As you drive through the city, keep a lookout for a portrait of Madiba covering many floors of The Civic Centre in the City Centre. You may also drive along Nelson Mandela Boulevard: in a very basic sense it connects people; just like Madiba did in an extremely profound way.
“Friends, comrades and fellow South Africans, I greet you all in the name of peace, democracy and freedom for all. I stand before you not as a prophet, but as a humble servant of you, the people. Your tireless and heroic sacrifices have made it possible for me to be here today. I therefore place the remaining years of my life in your hands.”
Your drive could take you to the Grand Parade, where on February 11 1990, only hours after his release from prison, Nelson Mandela made his first public speech from the balcony of the Cape Town City Hall. Built in 1905, the City Hall is an interesting place to visit, for its historic value, Victorian architecture as well as its beautiful national library housed inside. Additionally, for nearly a century, it’s also been the home of Cape Town’s orchestra.
“We have a vision of all our country at play in our sportsfields and enjoying deserved and enriching recreation in our theatres, galleries, beaches, mountains, plains and game parks, in conditions of peace, security and comfort.”
As our South African president between 1994 and 1999, Madiba naturally spent many years in Parliament (Parliament Street). It’s perhaps here you’ll hear the echo of his footsteps the loudest, as during his term members of the chambers created the 1996 constitution, and with it the laws that serve as the framework of our democracy. Visitors are welcome to come view the floor where he made many of his historic speeches and tours can be arranged.
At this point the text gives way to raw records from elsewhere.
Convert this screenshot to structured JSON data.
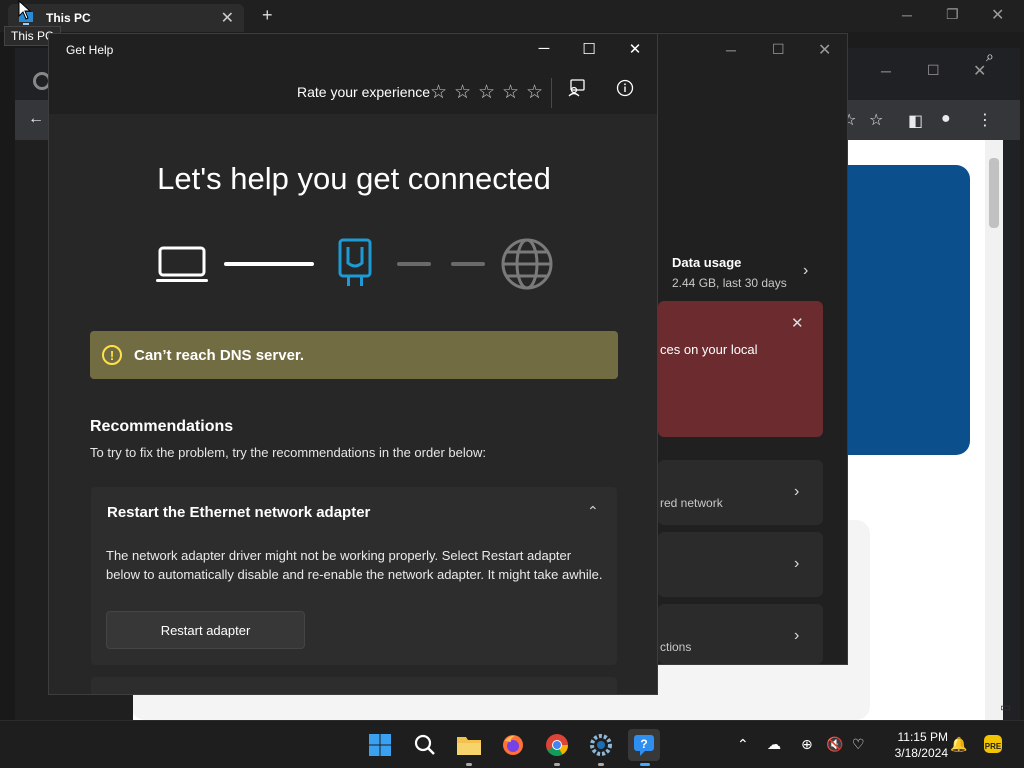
{
  "explorer": {
    "tab_title": "This PC",
    "tooltip": "This PC"
  },
  "settings_bg": {
    "data_usage_label": "Data usage",
    "data_usage_value": "2.44 GB, last 30 days",
    "alert_text_fragment": "ces on your local",
    "row1_text": "red network",
    "row3_text": "ctions"
  },
  "get_help": {
    "title": "Get Help",
    "rate_label": "Rate your experience",
    "stars": 5,
    "headline": "Let's help you get connected",
    "banner_text": "Can’t reach DNS server.",
    "recommendations_title": "Recommendations",
    "recommendations_sub": "To try to fix the problem, try the recommendations in the order below:",
    "card": {
      "title": "Restart the Ethernet network adapter",
      "body": "The network adapter driver might not be working properly. Select Restart adapter below to automatically disable and re-enable the network adapter. It might take awhile.",
      "button_label": "Restart adapter"
    }
  },
  "taskbar": {
    "apps": [
      "start-icon",
      "search-icon",
      "file-explorer-icon",
      "firefox-icon",
      "chrome-icon",
      "settings-icon",
      "get-help-icon"
    ],
    "time": "11:15 PM",
    "date": "3/18/2024"
  },
  "colors": {
    "accent_blue": "#1d9bd6",
    "banner_bg": "#726c43",
    "warning_yellow": "#ffe14a",
    "alert_red": "#6b2b2f"
  }
}
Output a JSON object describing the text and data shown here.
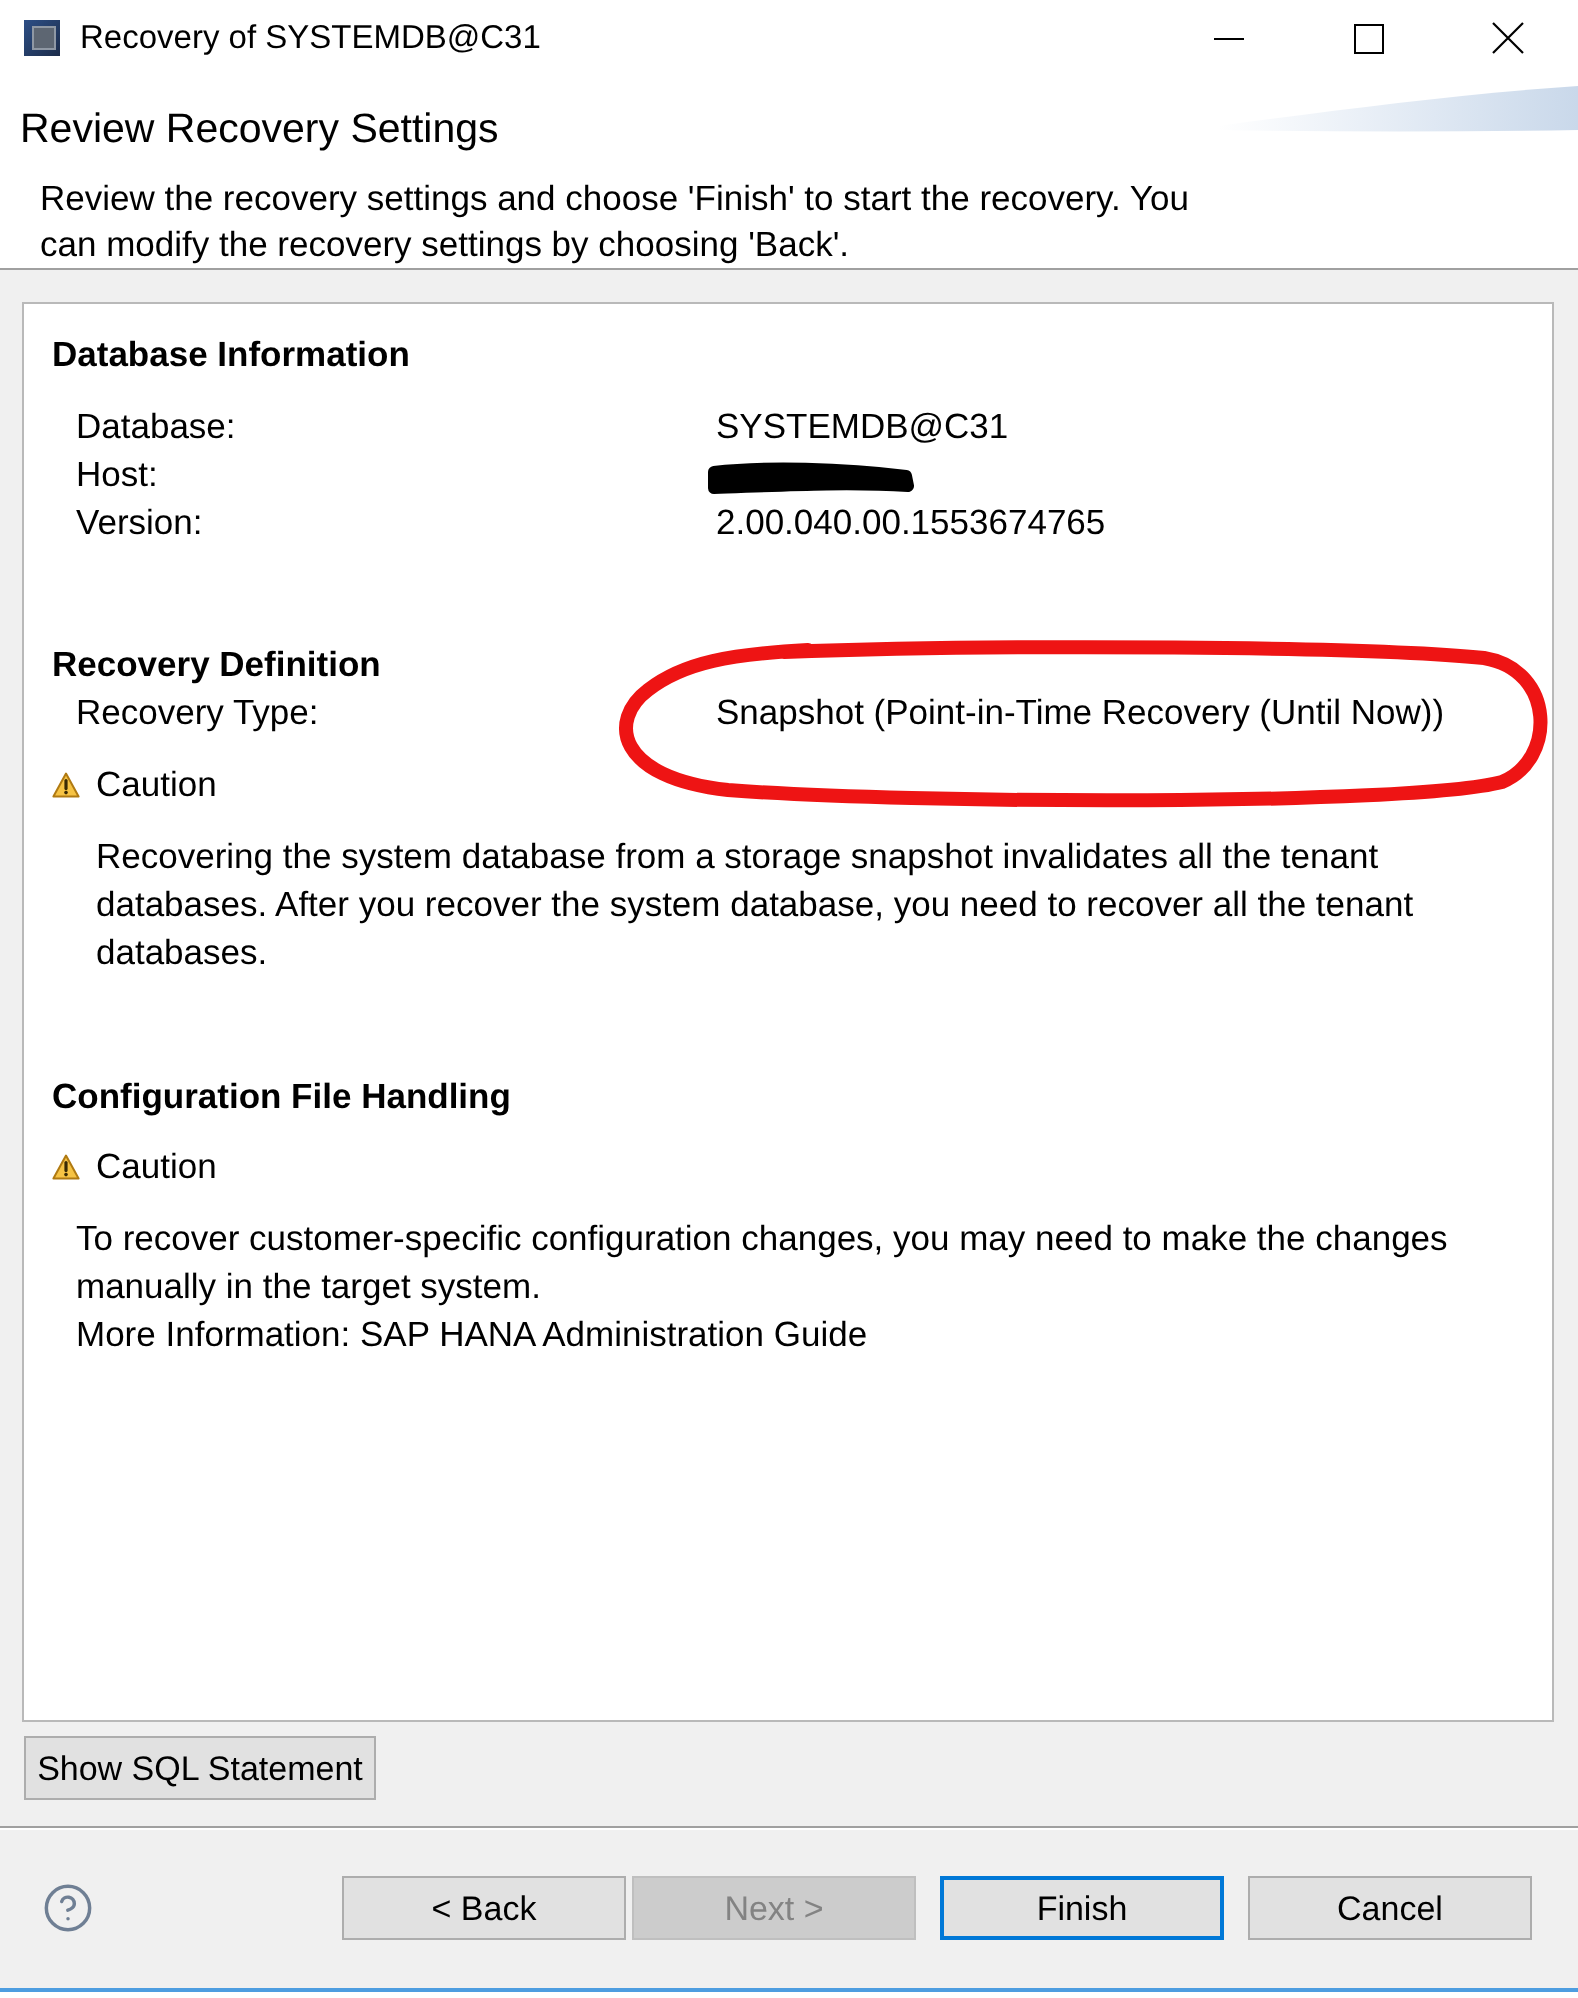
{
  "window": {
    "title": "Recovery of SYSTEMDB@C31"
  },
  "header": {
    "title": "Review Recovery Settings",
    "description": "Review the recovery settings and choose 'Finish' to start the recovery. You can modify the recovery settings by choosing 'Back'."
  },
  "sections": [
    {
      "title": "Database Information",
      "fields": [
        {
          "label": "Database:",
          "value": "SYSTEMDB@C31",
          "redacted": false,
          "circled": false
        },
        {
          "label": "Host:",
          "redacted": true,
          "circled": false
        },
        {
          "label": "Version:",
          "value": "2.00.040.00.1553674765",
          "redacted": false,
          "circled": false
        }
      ]
    },
    {
      "title": "Recovery Definition",
      "fields": [
        {
          "label": "Recovery Type:",
          "value": "Snapshot (Point-in-Time Recovery (Until Now))",
          "redacted": false,
          "circled": true
        }
      ],
      "caution": {
        "title": "Caution",
        "text": "Recovering the system database from a storage snapshot invalidates all the tenant databases. After you recover the system database, you need to recover all the tenant databases."
      }
    },
    {
      "title": "Configuration File Handling",
      "caution": {
        "title": "Caution",
        "text": "To recover customer-specific configuration changes, you may need to make the changes manually in the target system.",
        "note": "More Information: SAP HANA Administration Guide"
      }
    }
  ],
  "show_sql_button": "Show SQL Statement",
  "buttons": [
    {
      "label": "< Back",
      "disabled": false,
      "focused": false
    },
    {
      "label": "Next >",
      "disabled": true,
      "focused": false
    },
    {
      "label": "Finish",
      "disabled": false,
      "focused": true
    },
    {
      "label": "Cancel",
      "disabled": false,
      "focused": false
    }
  ]
}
After your visit, explore the adjacent The Company’s Garden, a place where Madiba himself surely walked under the trees too.
Another garden to visit is Kirstenbosch National Botanical Gardens. In the 1990s, a yellow strelitzia was renamed ‘Mandela’s Gold’ to honour the visit of the president to the gardens.
‘My country is rich in the minerals and gems that lie beneath its soil, but I have always known that its greatest wealth is its people, finer and truer than the purest diamonds.’
Tip: with the Madiba’s Journey app, you can visit Madiba-inspired tourist attractions across South Africa.